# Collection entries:
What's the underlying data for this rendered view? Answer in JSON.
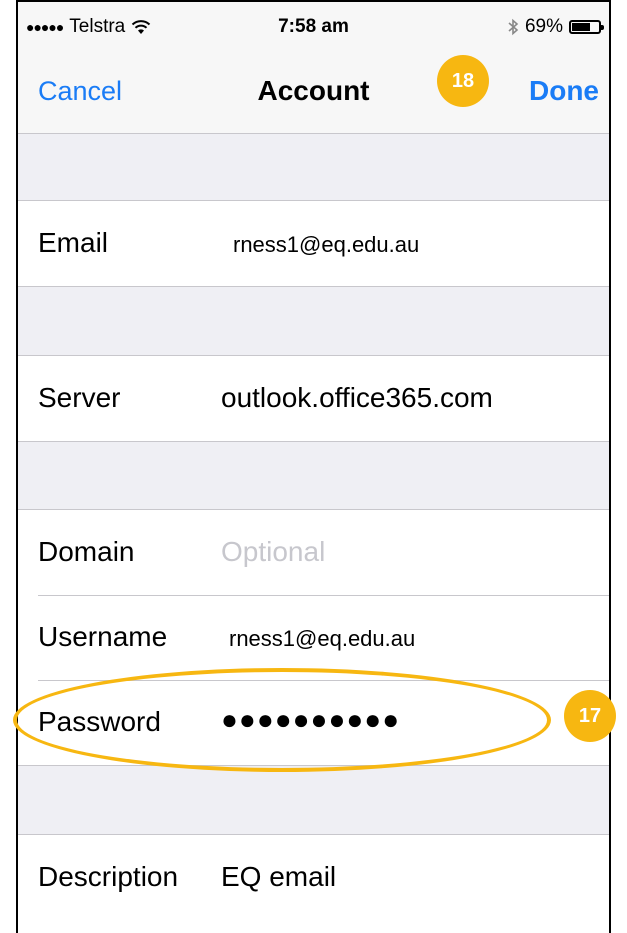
{
  "status": {
    "carrier": "Telstra",
    "signal_dots": "●●●●●",
    "time": "7:58 am",
    "battery": "69%",
    "battery_level": 0.69
  },
  "nav": {
    "cancel": "Cancel",
    "title": "Account",
    "done": "Done"
  },
  "fields": {
    "email": {
      "label": "Email",
      "value": "rness1@eq.edu.au"
    },
    "server": {
      "label": "Server",
      "value": "outlook.office365.com"
    },
    "domain": {
      "label": "Domain",
      "placeholder": "Optional"
    },
    "username": {
      "label": "Username",
      "value": "rness1@eq.edu.au"
    },
    "password": {
      "label": "Password",
      "value": "●●●●●●●●●●"
    },
    "description": {
      "label": "Description",
      "value": "EQ email"
    }
  },
  "annotations": {
    "done_step": "18",
    "password_step": "17"
  },
  "colors": {
    "accent": "#1a7cf6",
    "annotation": "#f7b711"
  }
}
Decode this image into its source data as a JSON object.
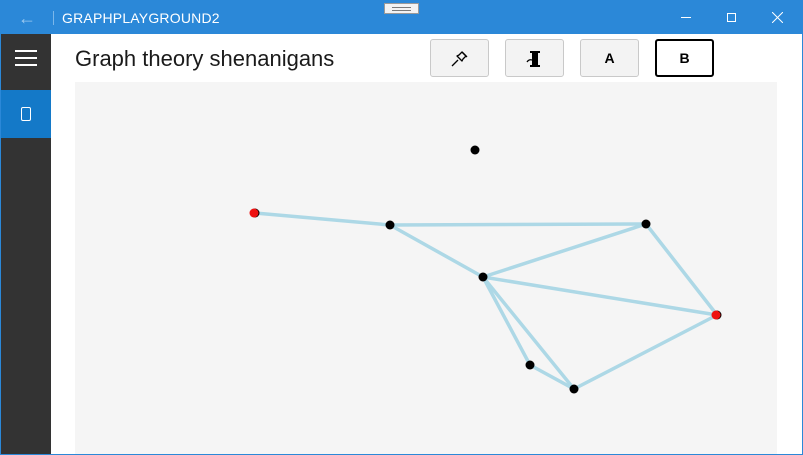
{
  "window": {
    "app_title": "GRAPHPLAYGROUND2",
    "accent_color": "#2b88d8"
  },
  "nav": {
    "menu_icon": "hamburger-icon",
    "active_item_icon": "page-icon",
    "active_color": "#1479c8",
    "pane_color": "#333333"
  },
  "header": {
    "page_title": "Graph theory shenanigans"
  },
  "toolbar": {
    "buttons": [
      {
        "icon": "pushpin-icon",
        "label": ""
      },
      {
        "icon": "spool-icon",
        "label": ""
      },
      {
        "icon": "",
        "label": "A"
      },
      {
        "icon": "",
        "label": "B",
        "selected": true
      }
    ]
  },
  "graph": {
    "edge_color": "#add8e6",
    "node_color": "#000000",
    "highlight_color": "#ee1111",
    "nodes": [
      {
        "id": "n1",
        "highlighted": true
      },
      {
        "id": "n2",
        "highlighted": false
      },
      {
        "id": "n3",
        "highlighted": false
      },
      {
        "id": "n4",
        "highlighted": false
      },
      {
        "id": "n5",
        "highlighted": true
      },
      {
        "id": "n6",
        "highlighted": false
      },
      {
        "id": "n7",
        "highlighted": false
      },
      {
        "id": "n8",
        "highlighted": false
      }
    ],
    "edges": [
      [
        "n1",
        "n2"
      ],
      [
        "n2",
        "n3"
      ],
      [
        "n2",
        "n4"
      ],
      [
        "n3",
        "n4"
      ],
      [
        "n3",
        "n5"
      ],
      [
        "n4",
        "n5"
      ],
      [
        "n4",
        "n6"
      ],
      [
        "n4",
        "n7"
      ],
      [
        "n6",
        "n7"
      ],
      [
        "n7",
        "n5"
      ]
    ]
  }
}
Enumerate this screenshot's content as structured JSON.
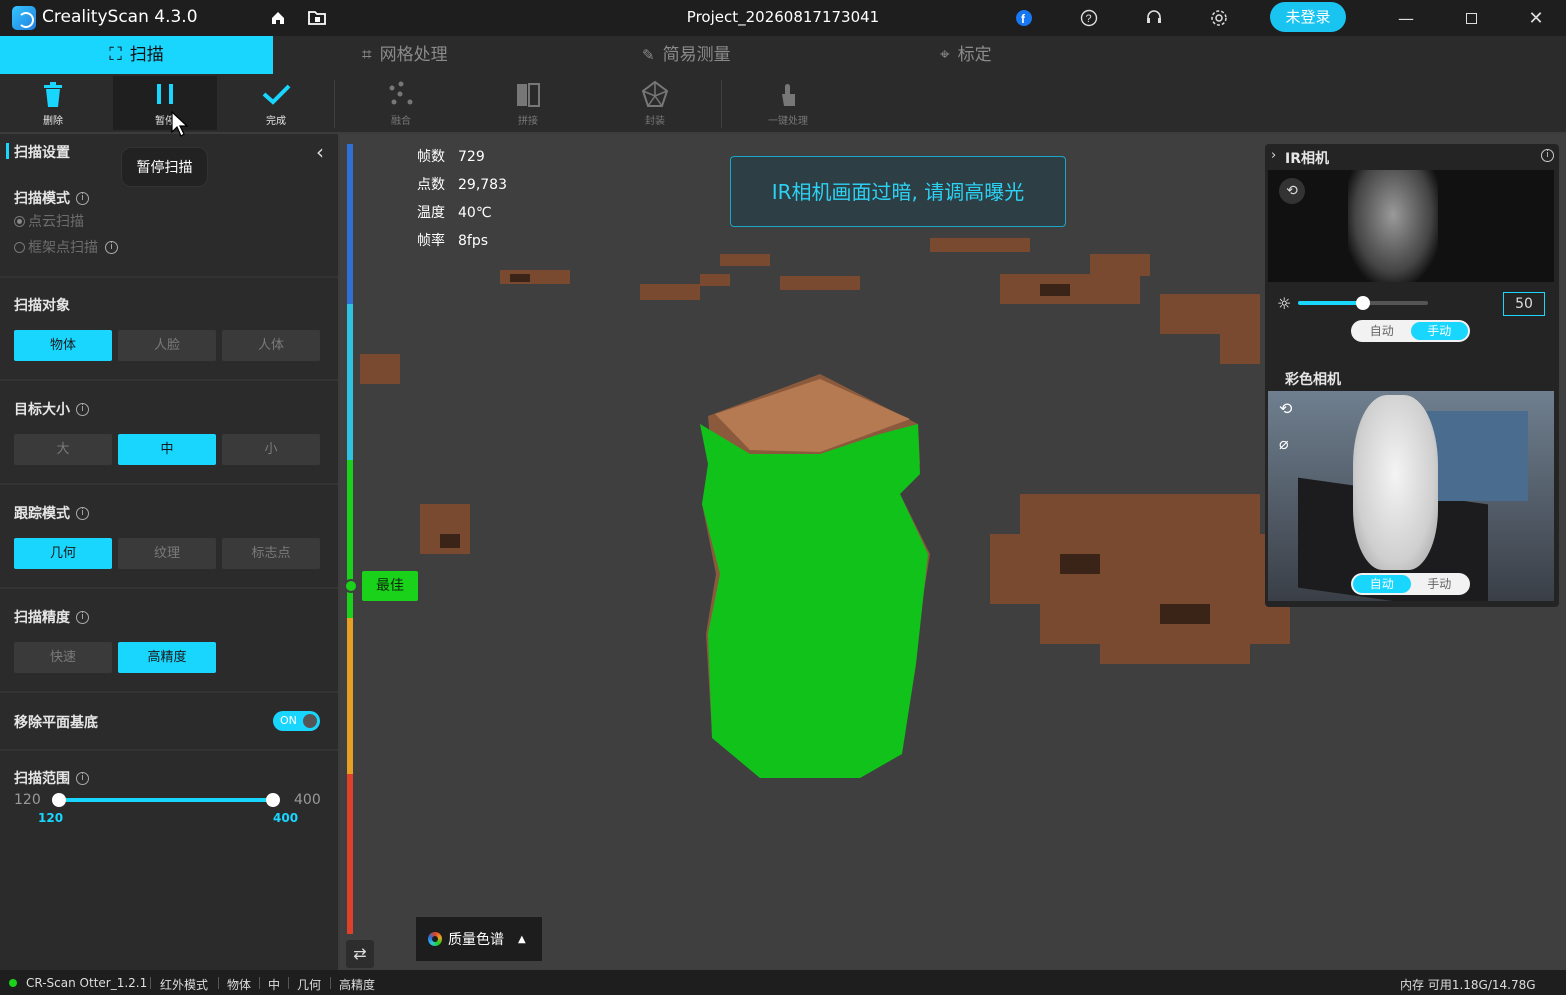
{
  "titlebar": {
    "app_name": "CrealityScan 4.3.0",
    "project": "Project_20260817173041",
    "login_label": "未登录"
  },
  "tabs": [
    {
      "label": "扫描",
      "icon": "scan-icon",
      "active": true
    },
    {
      "label": "网格处理",
      "icon": "crop-icon",
      "active": false
    },
    {
      "label": "简易测量",
      "icon": "ruler-icon",
      "active": false
    },
    {
      "label": "标定",
      "icon": "target-icon",
      "active": false
    }
  ],
  "toolbar": {
    "delete": "删除",
    "pause": "暂停",
    "done": "完成",
    "fuse": "融合",
    "stitch": "拼接",
    "mesh": "封装",
    "oneclick": "一键处理",
    "tooltip": "暂停扫描"
  },
  "sidebar": {
    "header": "扫描设置",
    "scan_mode": {
      "title": "扫描模式",
      "options": [
        "点云扫描",
        "框架点扫描"
      ],
      "selected": "点云扫描"
    },
    "scan_object": {
      "title": "扫描对象",
      "options": [
        "物体",
        "人脸",
        "人体"
      ],
      "selected": "物体"
    },
    "target_size": {
      "title": "目标大小",
      "options": [
        "大",
        "中",
        "小"
      ],
      "selected": "中"
    },
    "tracking": {
      "title": "跟踪模式",
      "options": [
        "几何",
        "纹理",
        "标志点"
      ],
      "selected": "几何"
    },
    "precision": {
      "title": "扫描精度",
      "options": [
        "快速",
        "高精度"
      ],
      "selected": "高精度"
    },
    "remove_plane": {
      "title": "移除平面基底",
      "state": "ON"
    },
    "range": {
      "title": "扫描范围",
      "min": "120",
      "max": "400",
      "low": "120",
      "high": "400"
    }
  },
  "viewport": {
    "stats": [
      {
        "k": "帧数",
        "v": "729"
      },
      {
        "k": "点数",
        "v": "29,783"
      },
      {
        "k": "温度",
        "v": "40℃"
      },
      {
        "k": "帧率",
        "v": "8fps"
      }
    ],
    "warning": "IR相机画面过暗, 请调高曝光",
    "best_label": "最佳",
    "color_map_label": "质量色谱"
  },
  "camera_panel": {
    "ir_title": "IR相机",
    "exposure_value": "50",
    "exposure_level": 0.5,
    "ir_mode": {
      "options": [
        "自动",
        "手动"
      ],
      "selected": "手动"
    },
    "color_title": "彩色相机",
    "color_mode": {
      "options": [
        "自动",
        "手动"
      ],
      "selected": "自动"
    }
  },
  "statusbar": {
    "device": "CR-Scan Otter_1.2.1",
    "mode": "红外模式",
    "object": "物体",
    "size": "中",
    "tracking": "几何",
    "precision": "高精度",
    "memory": "内存 可用1.18G/14.78G"
  },
  "colors": {
    "accent": "#19d6ff",
    "good": "#1bd21b",
    "scan_surface": "#8b5a3c"
  }
}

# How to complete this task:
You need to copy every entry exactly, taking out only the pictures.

# Exercise output:
What's the underlying data for this rendered view? Answer in JSON.
{
  "status": {
    "carrier": "Telstra",
    "signal_dots": "●●●●●",
    "time": "7:58 am",
    "battery": "69%",
    "battery_level": 0.69
  },
  "nav": {
    "cancel": "Cancel",
    "title": "Account",
    "done": "Done"
  },
  "fields": {
    "email": {
      "label": "Email",
      "value": "rness1@eq.edu.au"
    },
    "server": {
      "label": "Server",
      "value": "outlook.office365.com"
    },
    "domain": {
      "label": "Domain",
      "placeholder": "Optional"
    },
    "username": {
      "label": "Username",
      "value": "rness1@eq.edu.au"
    },
    "password": {
      "label": "Password",
      "value": "●●●●●●●●●●"
    },
    "description": {
      "label": "Description",
      "value": "EQ email"
    }
  },
  "annotations": {
    "done_step": "18",
    "password_step": "17"
  },
  "colors": {
    "accent": "#1a7cf6",
    "annotation": "#f7b711"
  }
}
Decode this image into its source data as a JSON object.
{
  "window": {
    "app_title": "GRAPHPLAYGROUND2",
    "accent_color": "#2b88d8"
  },
  "nav": {
    "menu_icon": "hamburger-icon",
    "active_item_icon": "page-icon",
    "active_color": "#1479c8",
    "pane_color": "#333333"
  },
  "header": {
    "page_title": "Graph theory shenanigans"
  },
  "toolbar": {
    "buttons": [
      {
        "icon": "pushpin-icon",
        "label": ""
      },
      {
        "icon": "spool-icon",
        "label": ""
      },
      {
        "icon": "",
        "label": "A"
      },
      {
        "icon": "",
        "label": "B",
        "selected": true
      }
    ]
  },
  "graph": {
    "edge_color": "#add8e6",
    "node_color": "#000000",
    "highlight_color": "#ee1111",
    "nodes": [
      {
        "id": "n1",
        "highlighted": true
      },
      {
        "id": "n2",
        "highlighted": false
      },
      {
        "id": "n3",
        "highlighted": false
      },
      {
        "id": "n4",
        "highlighted": false
      },
      {
        "id": "n5",
        "highlighted": true
      },
      {
        "id": "n6",
        "highlighted": false
      },
      {
        "id": "n7",
        "highlighted": false
      },
      {
        "id": "n8",
        "highlighted": false
      }
    ],
    "edges": [
      [
        "n1",
        "n2"
      ],
      [
        "n2",
        "n3"
      ],
      [
        "n2",
        "n4"
      ],
      [
        "n3",
        "n4"
      ],
      [
        "n3",
        "n5"
      ],
      [
        "n4",
        "n5"
      ],
      [
        "n4",
        "n6"
      ],
      [
        "n4",
        "n7"
      ],
      [
        "n6",
        "n7"
      ],
      [
        "n7",
        "n5"
      ]
    ]
  }
}
Enumerate this screenshot's content as structured JSON.
{
  "titlebar": {
    "app_name": "CrealityScan 4.3.0",
    "project": "Project_20260817173041",
    "login_label": "未登录"
  },
  "tabs": [
    {
      "label": "扫描",
      "icon": "scan-icon",
      "active": true
    },
    {
      "label": "网格处理",
      "icon": "crop-icon",
      "active": false
    },
    {
      "label": "简易测量",
      "icon": "ruler-icon",
      "active": false
    },
    {
      "label": "标定",
      "icon": "target-icon",
      "active": false
    }
  ],
  "toolbar": {
    "delete": "删除",
    "pause": "暂停",
    "done": "完成",
    "fuse": "融合",
    "stitch": "拼接",
    "mesh": "封装",
    "oneclick": "一键处理",
    "tooltip": "暂停扫描"
  },
  "sidebar": {
    "header": "扫描设置",
    "scan_mode": {
      "title": "扫描模式",
      "options": [
        "点云扫描",
        "框架点扫描"
      ],
      "selected": "点云扫描"
    },
    "scan_object": {
      "title": "扫描对象",
      "options": [
        "物体",
        "人脸",
        "人体"
      ],
      "selected": "物体"
    },
    "target_size": {
      "title": "目标大小",
      "options": [
        "大",
        "中",
        "小"
      ],
      "selected": "中"
    },
    "tracking": {
      "title": "跟踪模式",
      "options": [
        "几何",
        "纹理",
        "标志点"
      ],
      "selected": "几何"
    },
    "precision": {
      "title": "扫描精度",
      "options": [
        "快速",
        "高精度"
      ],
      "selected": "高精度"
    },
    "remove_plane": {
      "title": "移除平面基底",
      "state": "ON"
    },
    "range": {
      "title": "扫描范围",
      "min": "120",
      "max": "400",
      "low": "120",
      "high": "400"
    }
  },
  "viewport": {
    "stats": [
      {
        "k": "帧数",
        "v": "729"
      },
      {
        "k": "点数",
        "v": "29,783"
      },
      {
        "k": "温度",
        "v": "40℃"
      },
      {
        "k": "帧率",
        "v": "8fps"
      }
    ],
    "warning": "IR相机画面过暗, 请调高曝光",
    "best_label": "最佳",
    "color_map_label": "质量色谱"
  },
  "camera_panel": {
    "ir_title": "IR相机",
    "exposure_value": "50",
    "exposure_level": 0.5,
    "ir_mode": {
      "options": [
        "自动",
        "手动"
      ],
      "selected": "手动"
    },
    "color_title": "彩色相机",
    "color_mode": {
      "options": [
        "自动",
        "手动"
      ],
      "selected": "自动"
    }
  },
  "statusbar": {
    "device": "CR-Scan Otter_1.2.1",
    "mode": "红外模式",
    "object": "物体",
    "size": "中",
    "tracking": "几何",
    "precision": "高精度",
    "memory": "内存 可用1.18G/14.78G"
  },
  "colors": {
    "accent": "#19d6ff",
    "good": "#1bd21b",
    "scan_surface": "#8b5a3c"
  }
}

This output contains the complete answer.